I’ve trained a number of entrepreneurs who wanted to take care of their own social media; some due to budget constraints, others because they didn’t feel there was the need to hire someone. Whatever your reason, make sure you can commit to what is needed before you embark on the online marketing journey.
If you’re ready to get started, here are three social media realities you need to consider before posting a single update or tweet.
You need to be realistic on the time you have to do your social media management and plan accordingly. Since you’ve already got a lot on your plate (and an entire business to run); taking care of your online presence won’t be number one on your ‘to do’ list. Furthermore, the time it will take you to do the important business tasks will take up most of your time.
If for example, you have an hour a week that will be enough to schedule content for maybe two or three platforms. You might even have a little time left over for engagement; it really depends on what networks you’re engaging on. Some social media channels, like LinkedIn, can take up to 30 minutes of your time. Facebook may take less of your time.
Social media management isn’t just random posting, which is why it’s not going to take you 37 seconds to do it. In fact, if you think automating everything on your platforms is doing social media right, you’ve got another thing coming.
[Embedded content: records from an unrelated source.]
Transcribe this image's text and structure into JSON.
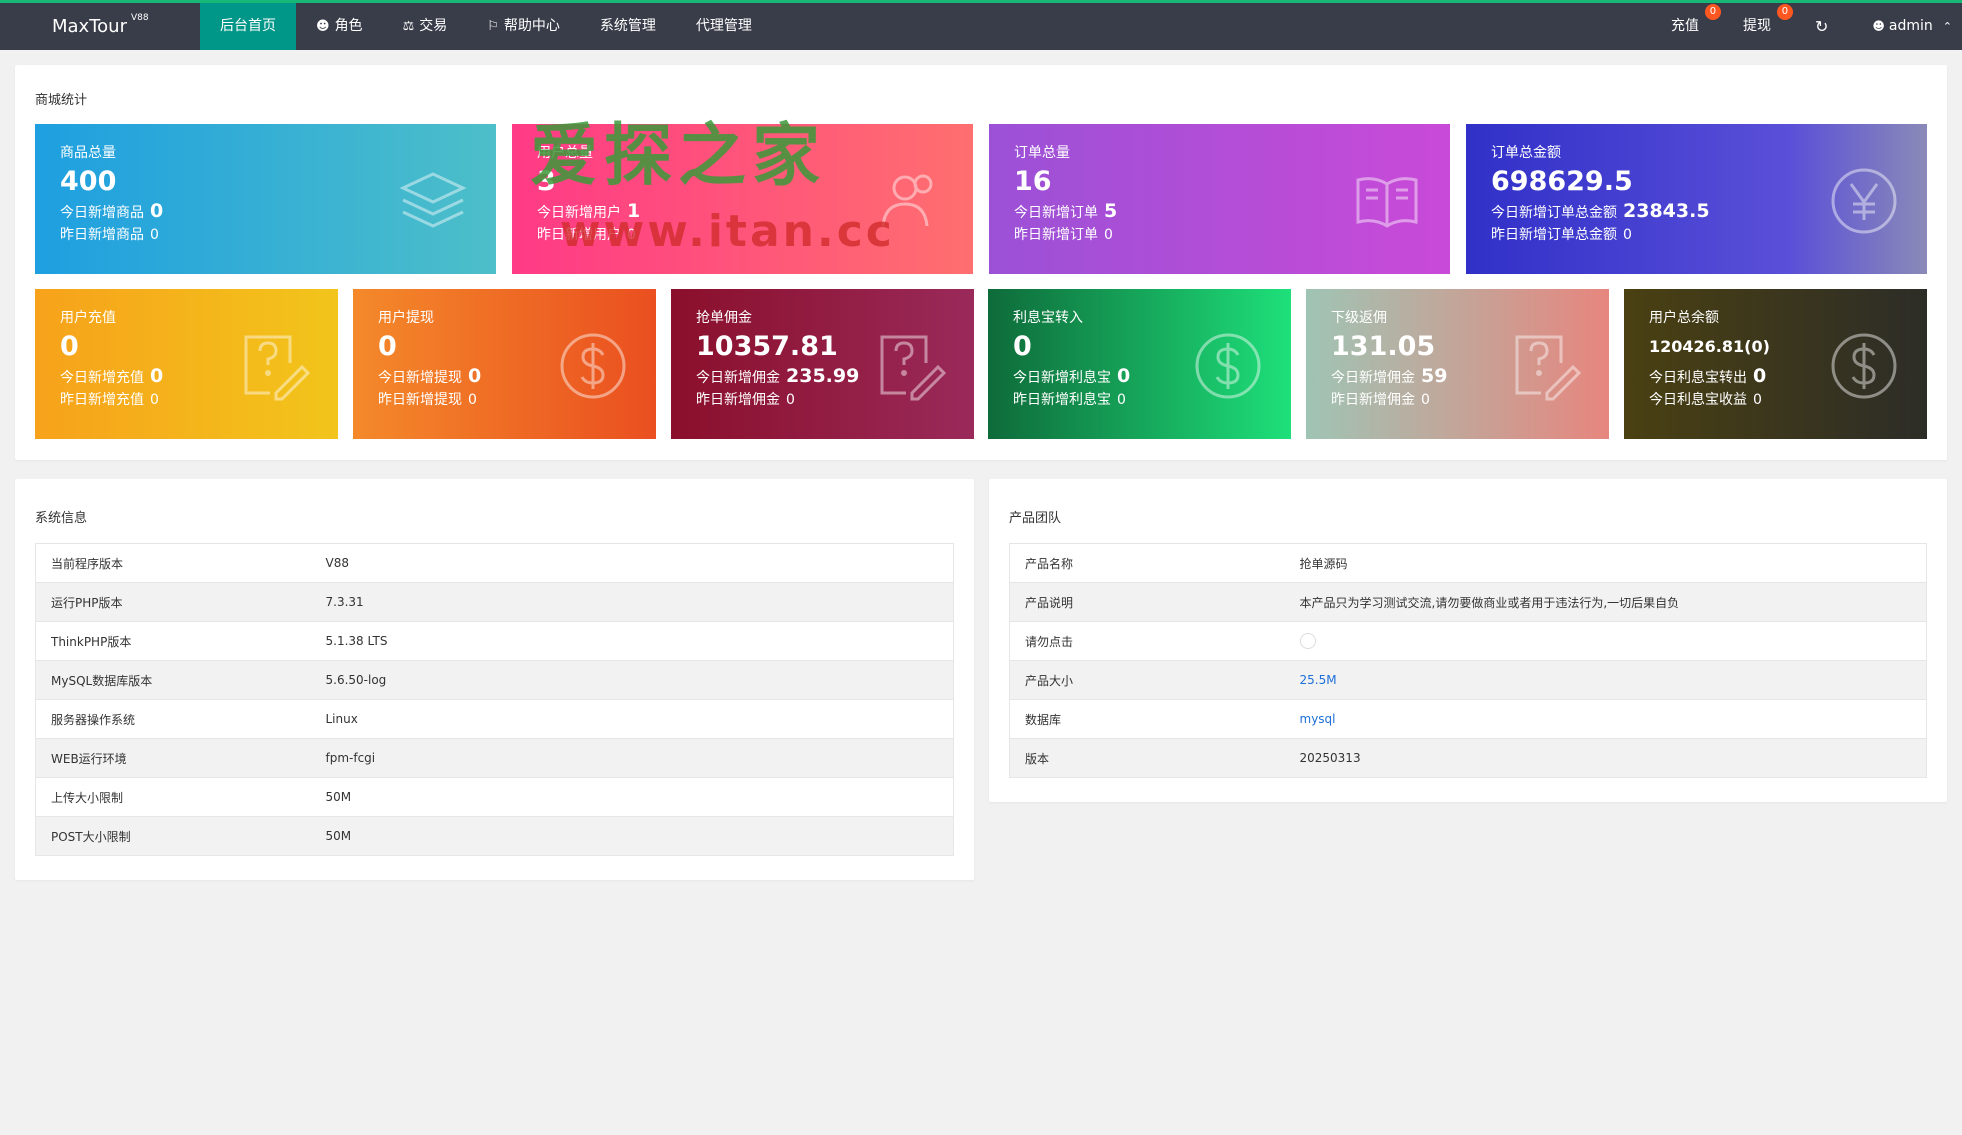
{
  "header": {
    "logo": "MaxTour",
    "logo_version": "V88",
    "nav": [
      {
        "label": "后台首页",
        "icon": "",
        "active": true
      },
      {
        "label": "角色",
        "icon": "user-icon"
      },
      {
        "label": "交易",
        "icon": "scale-icon"
      },
      {
        "label": "帮助中心",
        "icon": "flag-icon"
      },
      {
        "label": "系统管理",
        "icon": ""
      },
      {
        "label": "代理管理",
        "icon": ""
      }
    ],
    "recharge_label": "充值",
    "recharge_badge": "0",
    "withdraw_label": "提现",
    "withdraw_badge": "0",
    "user": "admin"
  },
  "stats": {
    "title": "商城统计",
    "row1": [
      {
        "label": "商品总量",
        "value": "400",
        "l1": "今日新增商品",
        "v1": "0",
        "l2": "昨日新增商品",
        "v2": "0",
        "icon": "layers-icon"
      },
      {
        "label": "用户总量",
        "value": "3",
        "l1": "今日新增用户",
        "v1": "1",
        "l2": "昨日新增用户",
        "v2": "0",
        "icon": "users-icon"
      },
      {
        "label": "订单总量",
        "value": "16",
        "l1": "今日新增订单",
        "v1": "5",
        "l2": "昨日新增订单",
        "v2": "0",
        "icon": "book-icon"
      },
      {
        "label": "订单总金额",
        "value": "698629.5",
        "l1": "今日新增订单总金额",
        "v1": "23843.5",
        "l2": "昨日新增订单总金额",
        "v2": "0",
        "icon": "yen-icon"
      }
    ],
    "row2": [
      {
        "label": "用户充值",
        "value": "0",
        "l1": "今日新增充值",
        "v1": "0",
        "l2": "昨日新增充值",
        "v2": "0",
        "icon": "question-doc-icon"
      },
      {
        "label": "用户提现",
        "value": "0",
        "l1": "今日新增提现",
        "v1": "0",
        "l2": "昨日新增提现",
        "v2": "0",
        "icon": "dollar-icon"
      },
      {
        "label": "抢单佣金",
        "value": "10357.81",
        "l1": "今日新增佣金",
        "v1": "235.99",
        "l2": "昨日新增佣金",
        "v2": "0",
        "icon": "question-doc-icon"
      },
      {
        "label": "利息宝转入",
        "value": "0",
        "l1": "今日新增利息宝",
        "v1": "0",
        "l2": "昨日新增利息宝",
        "v2": "0",
        "icon": "dollar-icon"
      },
      {
        "label": "下级返佣",
        "value": "131.05",
        "l1": "今日新增佣金",
        "v1": "59",
        "l2": "昨日新增佣金",
        "v2": "0",
        "icon": "question-doc-icon"
      },
      {
        "label": "用户总余额",
        "value": "120426.81(0)",
        "l1": "今日利息宝转出",
        "v1": "0",
        "l2": "今日利息宝收益",
        "v2": "0",
        "icon": "dollar-icon"
      }
    ]
  },
  "system": {
    "title": "系统信息",
    "rows": [
      {
        "k": "当前程序版本",
        "v": "V88"
      },
      {
        "k": "运行PHP版本",
        "v": "7.3.31"
      },
      {
        "k": "ThinkPHP版本",
        "v": "5.1.38 LTS"
      },
      {
        "k": "MySQL数据库版本",
        "v": "5.6.50-log"
      },
      {
        "k": "服务器操作系统",
        "v": "Linux"
      },
      {
        "k": "WEB运行环境",
        "v": "fpm-fcgi"
      },
      {
        "k": "上传大小限制",
        "v": "50M"
      },
      {
        "k": "POST大小限制",
        "v": "50M"
      }
    ]
  },
  "team": {
    "title": "产品团队",
    "rows": [
      {
        "k": "产品名称",
        "v": "抢单源码"
      },
      {
        "k": "产品说明",
        "v": "本产品只为学习测试交流,请勿要做商业或者用于违法行为,一切后果自负"
      },
      {
        "k": "请勿点击",
        "v": ""
      },
      {
        "k": "产品大小",
        "v": "25.5M"
      },
      {
        "k": "数据库",
        "v": "mysql"
      },
      {
        "k": "版本",
        "v": "20250313"
      }
    ]
  },
  "watermark": {
    "line1": "爱探之家",
    "line2": "www.itan.cc"
  },
  "colors": {
    "topbar": "#393d49",
    "accent": "#009688",
    "badge": "#ff5722",
    "link": "#1e6fd9"
  }
}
Sure, being active by sharing valuable content is better than having your social media platforms do nothing; but content is only one piece of a social media strategy. It’s about dedicating the time to having conversations with your customers.
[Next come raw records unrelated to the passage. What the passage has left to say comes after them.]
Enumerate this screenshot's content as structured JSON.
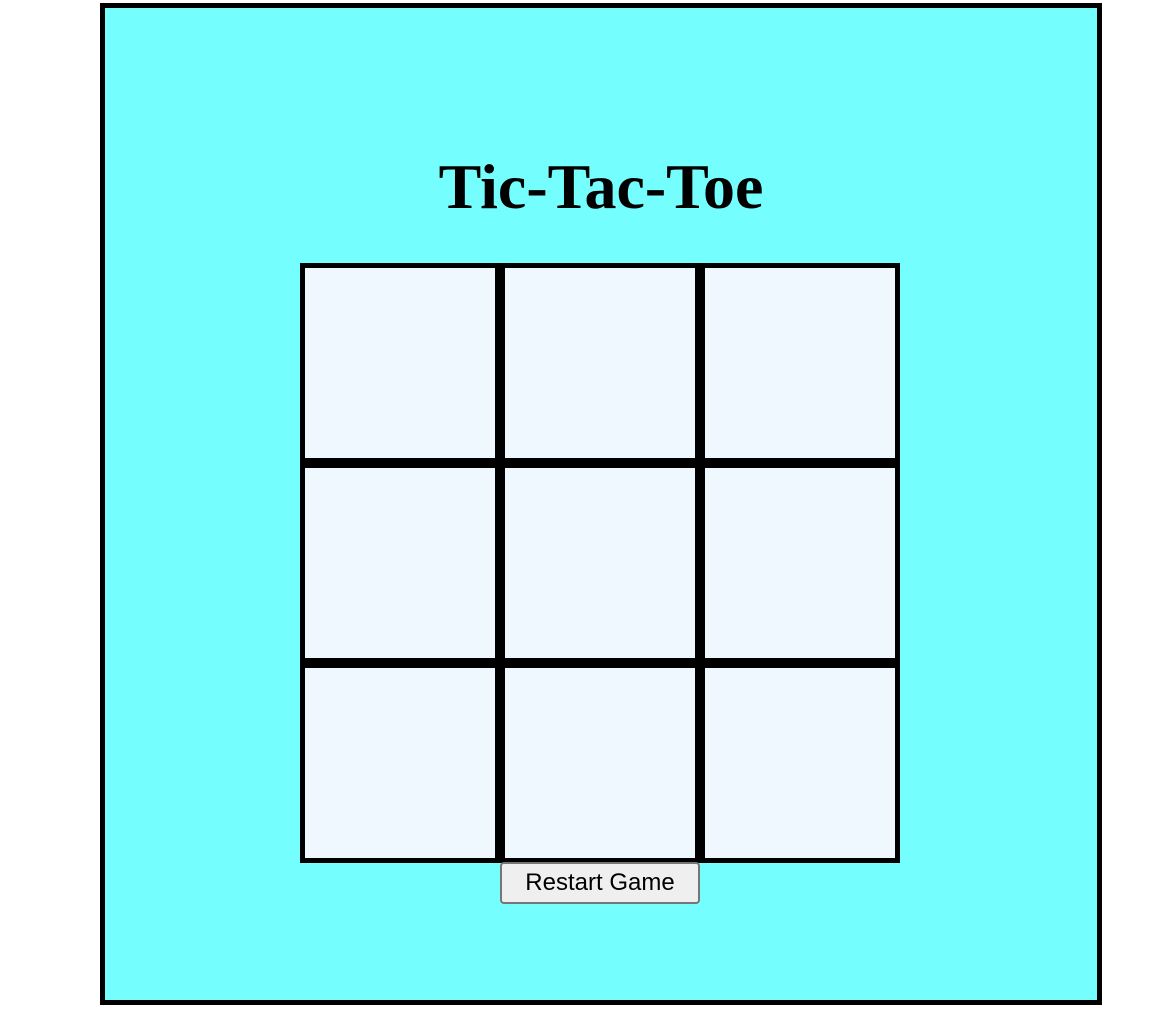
{
  "game": {
    "title": "Tic-Tac-Toe",
    "board": [
      [
        "",
        "",
        ""
      ],
      [
        "",
        "",
        ""
      ],
      [
        "",
        "",
        ""
      ]
    ],
    "restart_label": "Restart Game"
  },
  "colors": {
    "panel_background": "#75fefe",
    "cell_background": "#f0f8ff",
    "grid_lines": "#000000"
  }
}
There’s a reason why social media managers exist, and it’s because managing and tracking results take time. More time than you have while also running your newly established business. However, it can be done if you set your expectations accordingly.
If you are randomly scheduling content with no objectives and you’re not engaging; you can’t expect to see an increase in sales. You can’t expect to see targeted community growth. You can’t expect to know what’s working and what is not.
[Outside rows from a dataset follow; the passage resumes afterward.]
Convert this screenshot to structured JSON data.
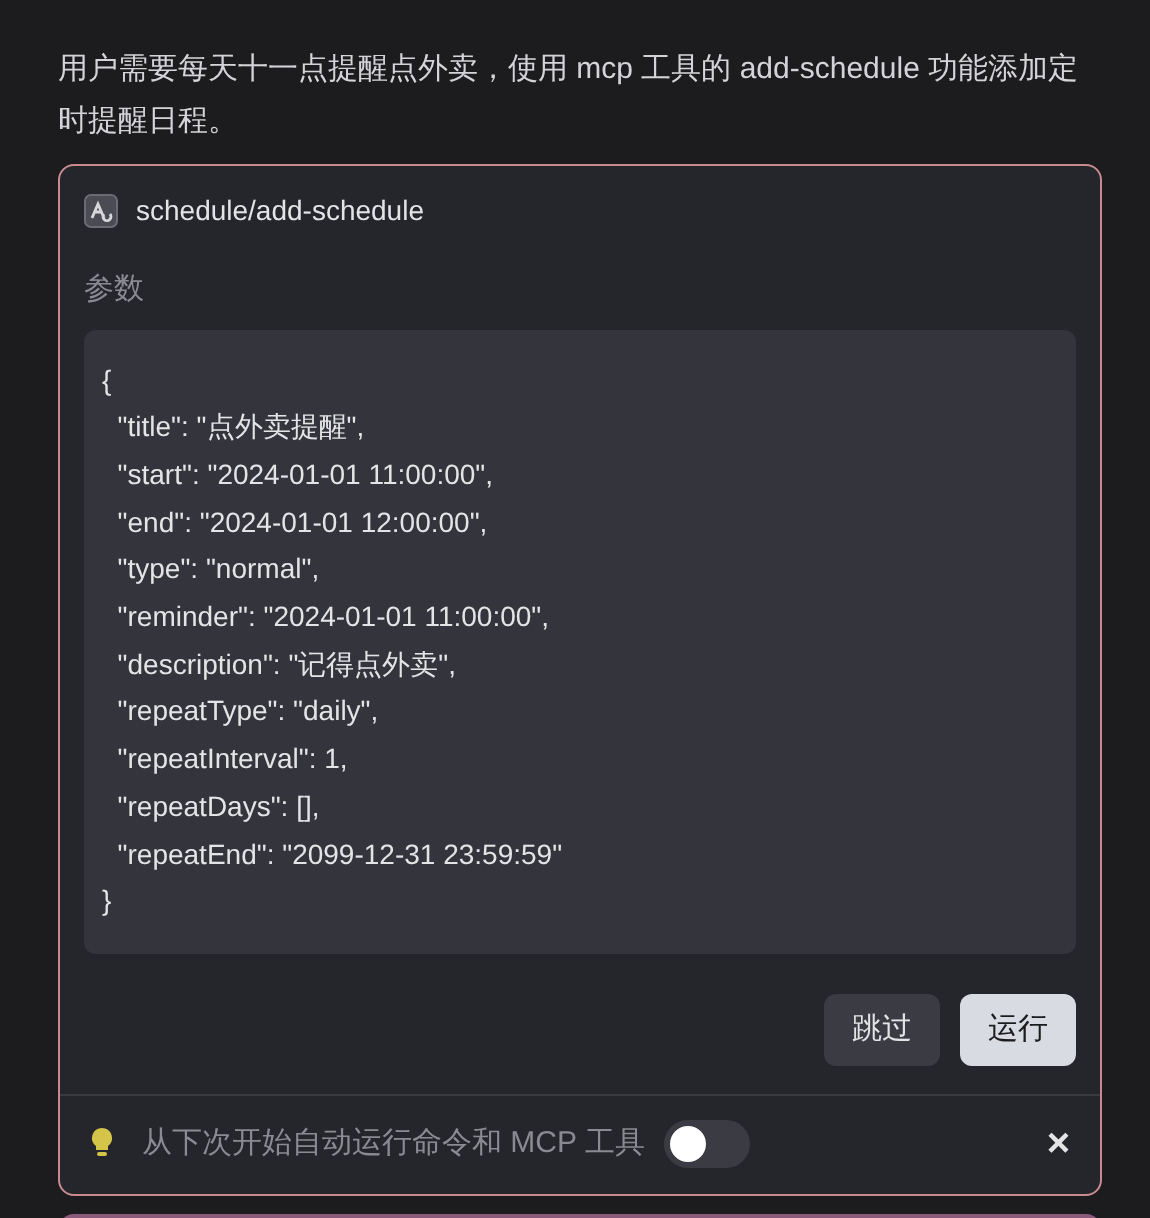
{
  "message": "用户需要每天十一点提醒点外卖，使用 mcp 工具的 add-schedule 功能添加定时提醒日程。",
  "tool_call": {
    "name": "schedule/add-schedule",
    "params_label": "参数",
    "code_lines": [
      "{",
      "  \"title\": \"点外卖提醒\",",
      "  \"start\": \"2024-01-01 11:00:00\",",
      "  \"end\": \"2024-01-01 12:00:00\",",
      "  \"type\": \"normal\",",
      "  \"reminder\": \"2024-01-01 11:00:00\",",
      "  \"description\": \"记得点外卖\",",
      "  \"repeatType\": \"daily\",",
      "  \"repeatInterval\": 1,",
      "  \"repeatDays\": [],",
      "  \"repeatEnd\": \"2099-12-31 23:59:59\"",
      "}"
    ],
    "buttons": [
      {
        "label": "跳过",
        "kind": "secondary"
      },
      {
        "label": "运行",
        "kind": "primary"
      }
    ],
    "auto_run": {
      "label": "从下次开始自动运行命令和 MCP 工具",
      "on": false,
      "close": "×"
    }
  }
}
What you can expect is an increase in visibility for the content you are sharing and a slow growth of your followers. Unfortunately, without engagement or targeted conversations you do not know who is following you.
Also to note on social media expectations is that with as little as 6 hours per week, the vast majority of marketers (95%+) indicated their social media efforts increased exposure for their businesses. Sales on the other hand is much more challenging to track and shows improvement after about 3 years of consistent social media presence and management. (The 2014 Social Media Marketing Industry Report)
Your number one goal with the limited time you have as an entrepreneur should be sharing valuable content with your target in mind and engaging to strengthen your relationships. If you can track that will help you with specific goals, but if you don’t have the time you shouldn’t expect to reach those goals.
Setting your social media goals before you even get started is critical. With a realistic idea of the time you have to manage your networks and consequently what you can expect from that management, you’ll also be able to set more realistic goals.
Having set goals will keep your time focused on the important social media tasks to achieve those goals. Goals will also allow you to know if you’re reaching objectives or if you need to change something.
As long as you’re realistic with the time you have to manage your social media accounts and what you can expect to achieve from your efforts you will not be disappointed. The truth is that social media takes time and a consistent effort; there is no magic formula or quick fix. Perseverance and patience are extremely important factors when getting started.